BEGIN Provided information
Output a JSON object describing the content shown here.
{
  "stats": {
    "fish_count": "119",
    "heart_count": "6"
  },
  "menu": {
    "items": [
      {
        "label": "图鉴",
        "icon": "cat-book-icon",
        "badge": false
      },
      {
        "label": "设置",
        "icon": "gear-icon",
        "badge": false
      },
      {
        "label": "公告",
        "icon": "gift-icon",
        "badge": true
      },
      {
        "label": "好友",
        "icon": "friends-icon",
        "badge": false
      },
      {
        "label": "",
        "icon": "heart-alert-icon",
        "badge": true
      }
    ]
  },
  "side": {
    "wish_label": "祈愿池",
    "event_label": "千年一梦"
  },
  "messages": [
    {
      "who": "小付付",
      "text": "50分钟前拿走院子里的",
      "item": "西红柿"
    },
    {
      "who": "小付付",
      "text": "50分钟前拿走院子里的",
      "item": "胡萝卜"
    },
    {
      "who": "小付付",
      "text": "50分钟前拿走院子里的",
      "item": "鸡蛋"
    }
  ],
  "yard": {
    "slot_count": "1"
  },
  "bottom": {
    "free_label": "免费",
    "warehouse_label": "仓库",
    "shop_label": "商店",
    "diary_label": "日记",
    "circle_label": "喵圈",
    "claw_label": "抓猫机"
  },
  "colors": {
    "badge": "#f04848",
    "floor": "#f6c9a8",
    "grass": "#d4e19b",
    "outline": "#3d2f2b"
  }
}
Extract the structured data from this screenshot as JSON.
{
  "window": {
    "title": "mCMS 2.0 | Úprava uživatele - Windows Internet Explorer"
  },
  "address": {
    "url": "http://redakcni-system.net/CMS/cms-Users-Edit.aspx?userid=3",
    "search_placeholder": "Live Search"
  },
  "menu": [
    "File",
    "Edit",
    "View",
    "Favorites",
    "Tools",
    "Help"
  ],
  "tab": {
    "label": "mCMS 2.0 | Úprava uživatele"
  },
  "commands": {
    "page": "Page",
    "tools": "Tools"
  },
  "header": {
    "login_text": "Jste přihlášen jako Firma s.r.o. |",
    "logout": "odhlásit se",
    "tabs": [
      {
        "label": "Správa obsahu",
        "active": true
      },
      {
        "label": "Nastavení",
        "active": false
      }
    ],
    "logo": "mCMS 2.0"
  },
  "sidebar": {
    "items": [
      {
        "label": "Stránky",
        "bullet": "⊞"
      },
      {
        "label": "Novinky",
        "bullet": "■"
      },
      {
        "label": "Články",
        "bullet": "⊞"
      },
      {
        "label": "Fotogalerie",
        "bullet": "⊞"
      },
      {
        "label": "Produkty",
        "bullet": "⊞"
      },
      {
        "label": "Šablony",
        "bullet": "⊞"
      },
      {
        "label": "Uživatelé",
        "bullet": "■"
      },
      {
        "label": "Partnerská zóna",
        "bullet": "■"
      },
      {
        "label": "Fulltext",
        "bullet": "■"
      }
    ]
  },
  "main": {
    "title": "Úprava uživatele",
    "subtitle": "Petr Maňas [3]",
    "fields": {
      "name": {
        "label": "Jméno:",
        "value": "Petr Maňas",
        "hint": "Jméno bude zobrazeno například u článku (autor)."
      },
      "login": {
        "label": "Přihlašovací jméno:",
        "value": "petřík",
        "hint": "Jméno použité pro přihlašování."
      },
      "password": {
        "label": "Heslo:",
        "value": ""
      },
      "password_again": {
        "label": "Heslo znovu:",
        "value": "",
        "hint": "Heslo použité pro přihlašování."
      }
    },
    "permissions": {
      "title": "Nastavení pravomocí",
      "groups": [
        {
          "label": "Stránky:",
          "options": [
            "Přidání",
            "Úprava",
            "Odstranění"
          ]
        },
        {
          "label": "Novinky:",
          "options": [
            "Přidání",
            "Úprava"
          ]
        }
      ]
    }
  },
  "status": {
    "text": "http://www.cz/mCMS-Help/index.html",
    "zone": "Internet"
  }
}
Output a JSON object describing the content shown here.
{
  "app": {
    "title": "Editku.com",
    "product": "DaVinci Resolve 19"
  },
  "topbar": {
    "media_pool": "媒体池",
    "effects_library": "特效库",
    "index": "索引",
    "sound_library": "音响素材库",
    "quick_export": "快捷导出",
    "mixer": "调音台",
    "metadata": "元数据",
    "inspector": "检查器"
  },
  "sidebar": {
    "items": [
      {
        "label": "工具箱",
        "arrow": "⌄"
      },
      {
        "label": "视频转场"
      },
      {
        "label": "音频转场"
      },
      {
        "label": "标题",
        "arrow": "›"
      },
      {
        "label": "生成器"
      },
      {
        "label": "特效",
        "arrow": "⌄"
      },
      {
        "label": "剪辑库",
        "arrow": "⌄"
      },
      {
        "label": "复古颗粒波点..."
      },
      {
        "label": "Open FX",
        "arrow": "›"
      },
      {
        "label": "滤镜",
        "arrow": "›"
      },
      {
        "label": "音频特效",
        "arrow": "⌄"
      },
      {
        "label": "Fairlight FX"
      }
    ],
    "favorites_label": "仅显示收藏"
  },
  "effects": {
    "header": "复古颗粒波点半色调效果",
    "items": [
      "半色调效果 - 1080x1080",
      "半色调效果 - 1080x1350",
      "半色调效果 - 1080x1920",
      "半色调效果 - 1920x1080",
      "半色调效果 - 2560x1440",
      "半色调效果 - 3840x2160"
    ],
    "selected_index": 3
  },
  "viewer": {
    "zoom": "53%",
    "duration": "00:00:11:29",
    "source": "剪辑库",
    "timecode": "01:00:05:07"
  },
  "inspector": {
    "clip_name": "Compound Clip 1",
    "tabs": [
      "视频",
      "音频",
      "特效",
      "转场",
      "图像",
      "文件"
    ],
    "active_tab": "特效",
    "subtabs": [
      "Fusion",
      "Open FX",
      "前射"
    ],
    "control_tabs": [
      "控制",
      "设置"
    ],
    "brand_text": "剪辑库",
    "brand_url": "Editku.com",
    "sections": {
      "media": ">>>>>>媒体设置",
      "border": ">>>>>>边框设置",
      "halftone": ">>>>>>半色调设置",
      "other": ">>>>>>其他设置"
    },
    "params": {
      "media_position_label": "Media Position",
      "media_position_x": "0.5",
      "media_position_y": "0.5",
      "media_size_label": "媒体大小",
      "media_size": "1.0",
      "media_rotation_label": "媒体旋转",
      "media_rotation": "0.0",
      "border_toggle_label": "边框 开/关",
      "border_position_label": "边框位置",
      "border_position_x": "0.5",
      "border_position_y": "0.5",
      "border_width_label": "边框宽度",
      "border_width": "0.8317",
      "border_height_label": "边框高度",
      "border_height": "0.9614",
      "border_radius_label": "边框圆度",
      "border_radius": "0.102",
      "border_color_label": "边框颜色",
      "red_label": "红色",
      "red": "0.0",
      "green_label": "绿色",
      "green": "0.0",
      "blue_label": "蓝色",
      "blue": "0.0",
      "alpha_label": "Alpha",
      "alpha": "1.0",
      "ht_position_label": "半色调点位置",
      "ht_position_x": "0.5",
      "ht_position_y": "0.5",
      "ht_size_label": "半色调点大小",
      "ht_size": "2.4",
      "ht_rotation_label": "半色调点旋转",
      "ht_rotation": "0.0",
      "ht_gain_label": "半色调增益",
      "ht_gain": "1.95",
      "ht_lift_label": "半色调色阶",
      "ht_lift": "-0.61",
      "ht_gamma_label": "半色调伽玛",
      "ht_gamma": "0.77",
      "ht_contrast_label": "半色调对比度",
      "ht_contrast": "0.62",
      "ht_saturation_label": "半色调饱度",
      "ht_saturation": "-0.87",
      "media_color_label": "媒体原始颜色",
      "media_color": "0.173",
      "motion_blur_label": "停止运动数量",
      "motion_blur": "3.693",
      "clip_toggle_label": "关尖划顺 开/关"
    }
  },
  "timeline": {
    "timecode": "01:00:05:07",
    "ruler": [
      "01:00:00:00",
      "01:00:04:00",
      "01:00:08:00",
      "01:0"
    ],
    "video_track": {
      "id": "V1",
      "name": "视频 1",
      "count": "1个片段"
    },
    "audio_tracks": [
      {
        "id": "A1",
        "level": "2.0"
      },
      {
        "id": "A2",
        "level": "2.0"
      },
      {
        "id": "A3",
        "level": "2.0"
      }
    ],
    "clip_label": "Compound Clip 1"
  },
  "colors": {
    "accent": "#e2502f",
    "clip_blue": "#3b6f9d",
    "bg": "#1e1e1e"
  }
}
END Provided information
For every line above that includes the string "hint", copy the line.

        "hint": "Jméno bude zobrazeno například u článku (autor)."
        "hint": "Jméno použité pro přihlašování."
        "hint": "Heslo použité pro přihlašování."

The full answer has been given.